Art Dudley’s video Editor: I very much enjoyed Art’s video about his listening room (www.stereophile.com/ content/reviewer-video-profile-art-dudley). I wish all you guys would do one. —Steve Underwood junderwood6569@charter.net Our editorial coordinator and videographer Jana Dagdagan is working her way through the writing team. As well as Art Dudley’s profile, you can find Herb Reichert’s at www.stereophile.com/content/reviewer-video-profileherb- reichert, and Steve Guttenberg’s at www.stereophile.com/content/steve-guttenberg-i-amaudiophile. By the time this issue hits newsstands, you will also be able to find online video profiles of Michael Fremer and Kal Rubinson.—John Atkinson Art Dudley’s insights Editor: Regarding Art Dudley’s insights on enjoying one’s music listening, it occurred to me: As music lovers, audiophiles can gain greater enjoyment of what they listen to by pursuing insights beyond the immediate visceral impacts they experience while listening. I often pursue the following to enrich…

17 min.
industry update audio news & views

EUROPE John Atkinson As you can see from the logo on our Staff page (p.8) and reproduced here, Stereophile has accepted an invitation to be inducted into the European Imaging and Sound Association (EISA), as the exclusive US member of the EISA’s Hi-Fi Expert Group. (At the same time, our sister magazine Sound & Vision was inducted as the exclusive US member of the HT Video Expert Group.) The categories of US and European may seem mutually exclusive; but last May, at the EISA Convention in Antwerp, Belgium, the members supported Paul Miller, EISA president and editor of the UK’s Hi-Fi News magazine, in an initiative to take the Association worldwide. EISA (www.eisa.eu) is the biggest and, at nearly 40 years, the oldest general consumer-electronics awards association in the world; its members include…

13 min.
sme: stirred, not shaken

INSIDER VIEWS ON EVERYTHING VINYL The death of a company founder, whether sudden or expected, often produces trauma.

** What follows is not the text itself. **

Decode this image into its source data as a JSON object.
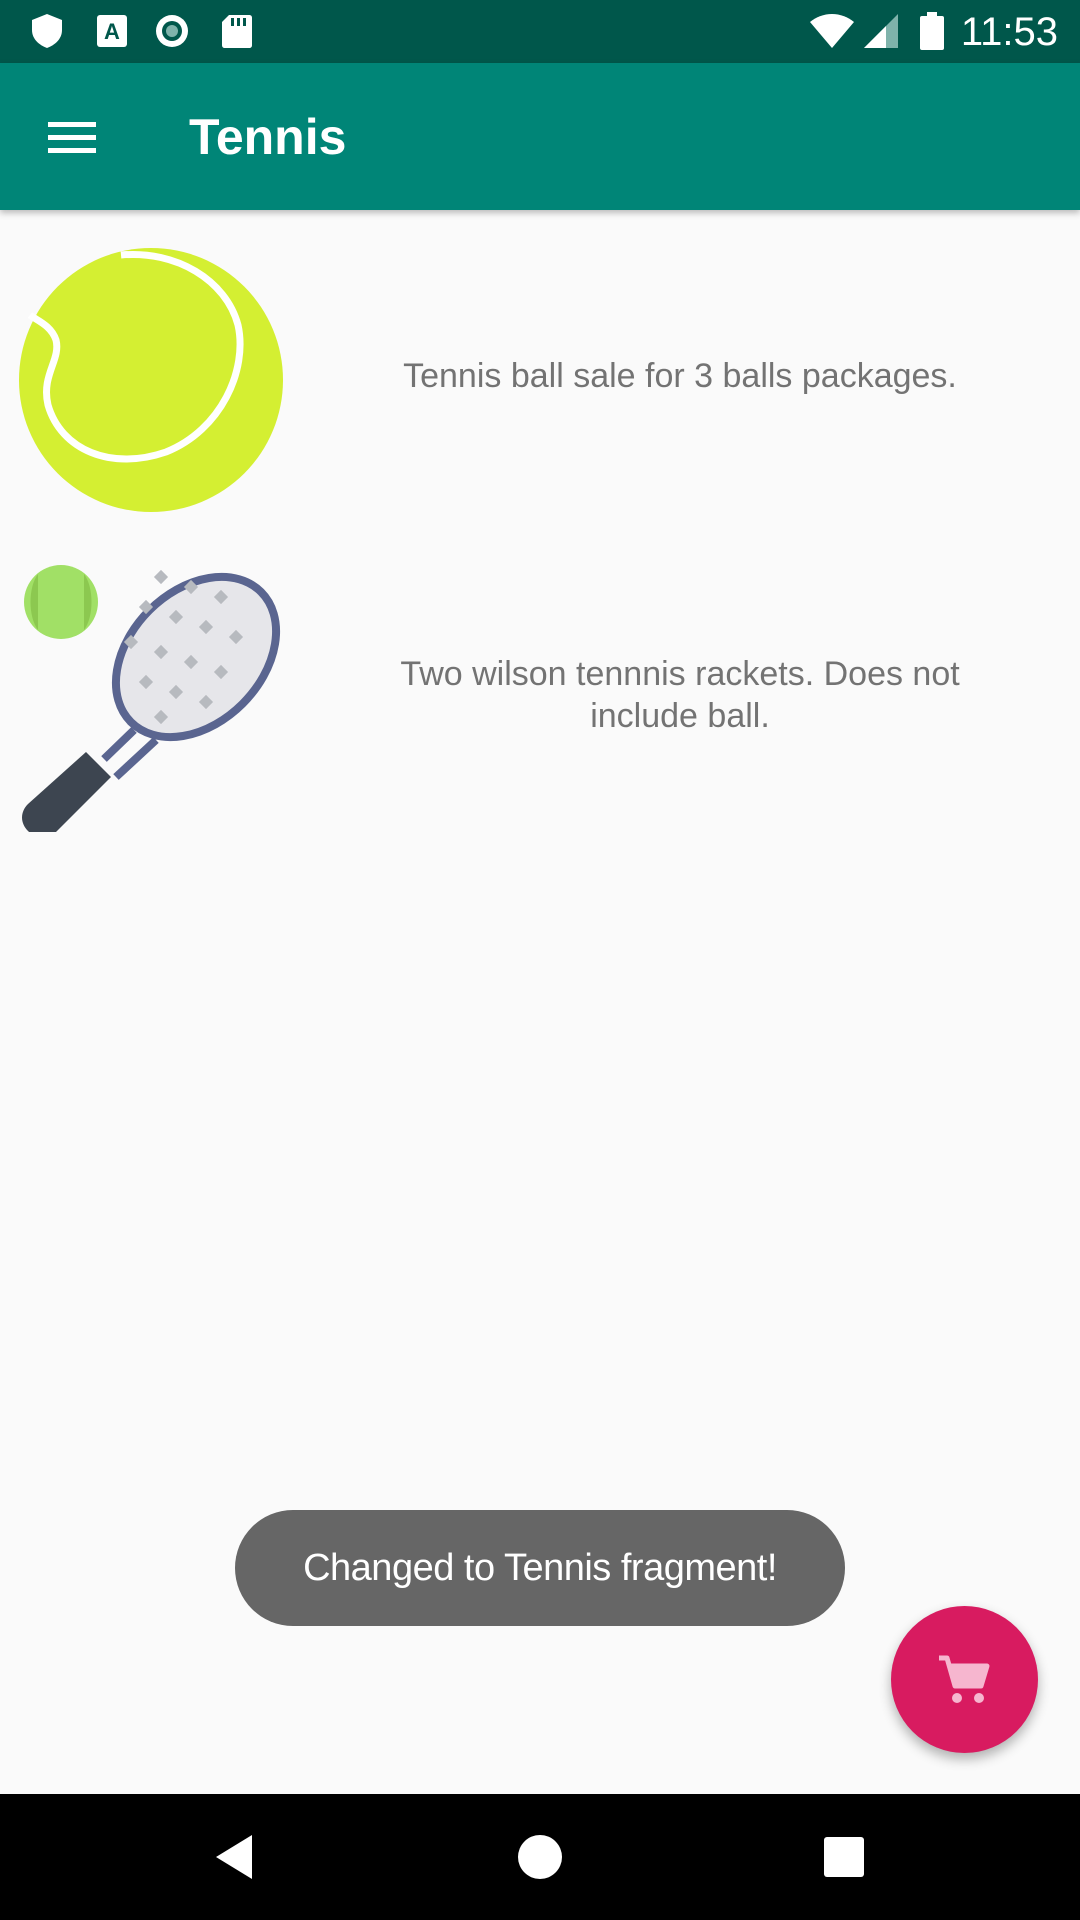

Whoever was tapped to replace the visionary Steve Jobs would be handed a thankless task, but at Apple, timid Tim Cook’s so-far unimaginative performance as caretaker demonstrates the difficulties of succession. As Jobs beat Sony to the iPod, Cook let Amazon beat him to the Alexa. Apple missed the lead on streaming audio, playing catch-up by buying the MOG music service, which was transformed into Beats Music in 2014. Apparently, Cook doesn’t think it’s worth pursuing high-resolution audio for iTunes. He’s obviously got the resources and the audio talent, but he’s going to let others lead in that area while he plays catch-up with other already-developing technologies. In our little corner of the business…

15 min.
you gotta move

THIS ISSUE: Moving angst, LP storage options, and a unique horn-loaded speaker. IN SEARCH OF THE EXCEPTIONAL Even at full strength, my family didn’t need 3000-plus square feet of living space, let alone four acres of outdoor frolicking space, much of it wooded. But in 2003 that’s precisely what we bought, partly because our deal fell through on another, very different house, partly because living next to a dairy farm was an appealing novelty, and partly because the hill on which the house is poised seemed defensible. On our very first morning in our new home—a Saturday in early June—we awoke to gunfire and puffs of smoke coming from the field below our hill. The hubbub turned out to be a reenactment of a Revolutionary War battle, which instilled in me the…

4 min.
great mother of burl!

Frequent attendees of US audio shows know Gordon Burwell’s copious handlebar mustache and cheerful demeanor almost as well as his Burwell & Sons loudspeakers. Dedicated to building his own interpretations of Altec Lansing’s iconic A-7 Voice of the Theater speakers for his top-of-the-line Homage series of products, Burwell travels the US in search of Altec and JBL drivers, then installs those vintage components in horns and cabinets crafted from and veneered with salvaged, high-quality woods. Burwell’s speakers are some of the most striking audio components I’ve ever seen. Burwell delivered the review pair of Mother of Burl speakers (“Burl” indicates the cabinet’s veneer) to my raucous Manhattan block, and set them up in my listening room. Each Mother of Burl cabinet contains a horn-loaded, 15" Altec woofer and a 3.125" JBL…